(Beginning of Information)

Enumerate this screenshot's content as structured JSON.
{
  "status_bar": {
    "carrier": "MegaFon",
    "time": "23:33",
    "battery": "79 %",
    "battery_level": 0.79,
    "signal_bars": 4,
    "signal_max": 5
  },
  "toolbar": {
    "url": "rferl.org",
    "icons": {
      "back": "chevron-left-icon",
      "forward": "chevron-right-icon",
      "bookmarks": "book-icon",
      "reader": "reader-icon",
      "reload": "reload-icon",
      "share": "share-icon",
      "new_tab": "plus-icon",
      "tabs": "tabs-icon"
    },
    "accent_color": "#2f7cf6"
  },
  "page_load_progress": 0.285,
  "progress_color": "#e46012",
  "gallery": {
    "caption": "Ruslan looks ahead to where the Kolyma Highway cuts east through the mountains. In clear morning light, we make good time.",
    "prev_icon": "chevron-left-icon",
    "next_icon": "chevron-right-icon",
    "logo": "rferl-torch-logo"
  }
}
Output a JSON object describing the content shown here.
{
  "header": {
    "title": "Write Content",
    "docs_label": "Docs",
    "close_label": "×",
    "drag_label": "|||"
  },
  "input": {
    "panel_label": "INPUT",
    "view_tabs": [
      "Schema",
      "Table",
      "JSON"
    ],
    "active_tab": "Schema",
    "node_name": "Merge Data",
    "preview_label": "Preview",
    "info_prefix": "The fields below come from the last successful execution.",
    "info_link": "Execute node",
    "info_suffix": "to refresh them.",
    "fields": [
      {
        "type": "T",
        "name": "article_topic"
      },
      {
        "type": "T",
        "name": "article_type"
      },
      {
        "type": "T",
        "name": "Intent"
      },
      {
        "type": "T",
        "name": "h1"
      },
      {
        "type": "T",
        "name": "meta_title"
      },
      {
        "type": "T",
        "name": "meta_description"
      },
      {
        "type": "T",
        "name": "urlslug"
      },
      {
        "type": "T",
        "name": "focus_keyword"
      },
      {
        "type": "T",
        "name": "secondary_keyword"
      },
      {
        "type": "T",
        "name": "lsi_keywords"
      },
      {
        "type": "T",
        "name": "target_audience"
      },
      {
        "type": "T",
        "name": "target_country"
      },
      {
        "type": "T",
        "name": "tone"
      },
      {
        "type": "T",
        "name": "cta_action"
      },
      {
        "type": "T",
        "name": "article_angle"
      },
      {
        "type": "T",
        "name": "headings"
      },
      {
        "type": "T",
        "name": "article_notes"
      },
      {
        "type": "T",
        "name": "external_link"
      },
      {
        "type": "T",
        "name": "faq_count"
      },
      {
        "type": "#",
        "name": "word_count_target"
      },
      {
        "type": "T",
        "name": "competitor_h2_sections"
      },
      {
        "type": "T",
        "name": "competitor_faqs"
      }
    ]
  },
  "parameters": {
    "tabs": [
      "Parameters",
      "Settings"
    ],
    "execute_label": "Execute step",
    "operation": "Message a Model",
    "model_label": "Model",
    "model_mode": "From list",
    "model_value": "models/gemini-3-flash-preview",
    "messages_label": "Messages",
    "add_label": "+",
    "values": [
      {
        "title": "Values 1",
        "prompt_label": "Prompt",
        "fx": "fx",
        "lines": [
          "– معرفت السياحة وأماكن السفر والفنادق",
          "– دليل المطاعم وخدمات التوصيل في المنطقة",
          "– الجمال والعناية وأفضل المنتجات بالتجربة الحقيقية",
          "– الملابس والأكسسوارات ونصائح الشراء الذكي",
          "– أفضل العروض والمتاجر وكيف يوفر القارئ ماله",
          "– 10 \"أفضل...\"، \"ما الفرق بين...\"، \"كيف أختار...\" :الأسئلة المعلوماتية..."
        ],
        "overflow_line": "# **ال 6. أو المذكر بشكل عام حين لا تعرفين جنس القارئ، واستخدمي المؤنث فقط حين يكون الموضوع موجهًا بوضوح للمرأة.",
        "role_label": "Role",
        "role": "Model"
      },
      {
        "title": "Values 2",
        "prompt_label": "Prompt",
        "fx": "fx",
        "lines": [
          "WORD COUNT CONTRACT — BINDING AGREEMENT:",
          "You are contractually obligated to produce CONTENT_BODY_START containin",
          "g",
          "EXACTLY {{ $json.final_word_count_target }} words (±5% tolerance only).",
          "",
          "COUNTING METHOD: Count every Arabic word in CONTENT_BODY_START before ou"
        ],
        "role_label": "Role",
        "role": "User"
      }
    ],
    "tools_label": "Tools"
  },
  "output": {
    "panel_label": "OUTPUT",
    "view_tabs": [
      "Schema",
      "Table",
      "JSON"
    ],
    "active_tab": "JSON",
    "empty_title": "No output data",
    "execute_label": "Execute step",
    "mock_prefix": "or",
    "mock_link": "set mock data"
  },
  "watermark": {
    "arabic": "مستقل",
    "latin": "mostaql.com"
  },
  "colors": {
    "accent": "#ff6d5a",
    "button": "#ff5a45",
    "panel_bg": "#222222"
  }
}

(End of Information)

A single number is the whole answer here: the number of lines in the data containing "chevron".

Response below ▸ 4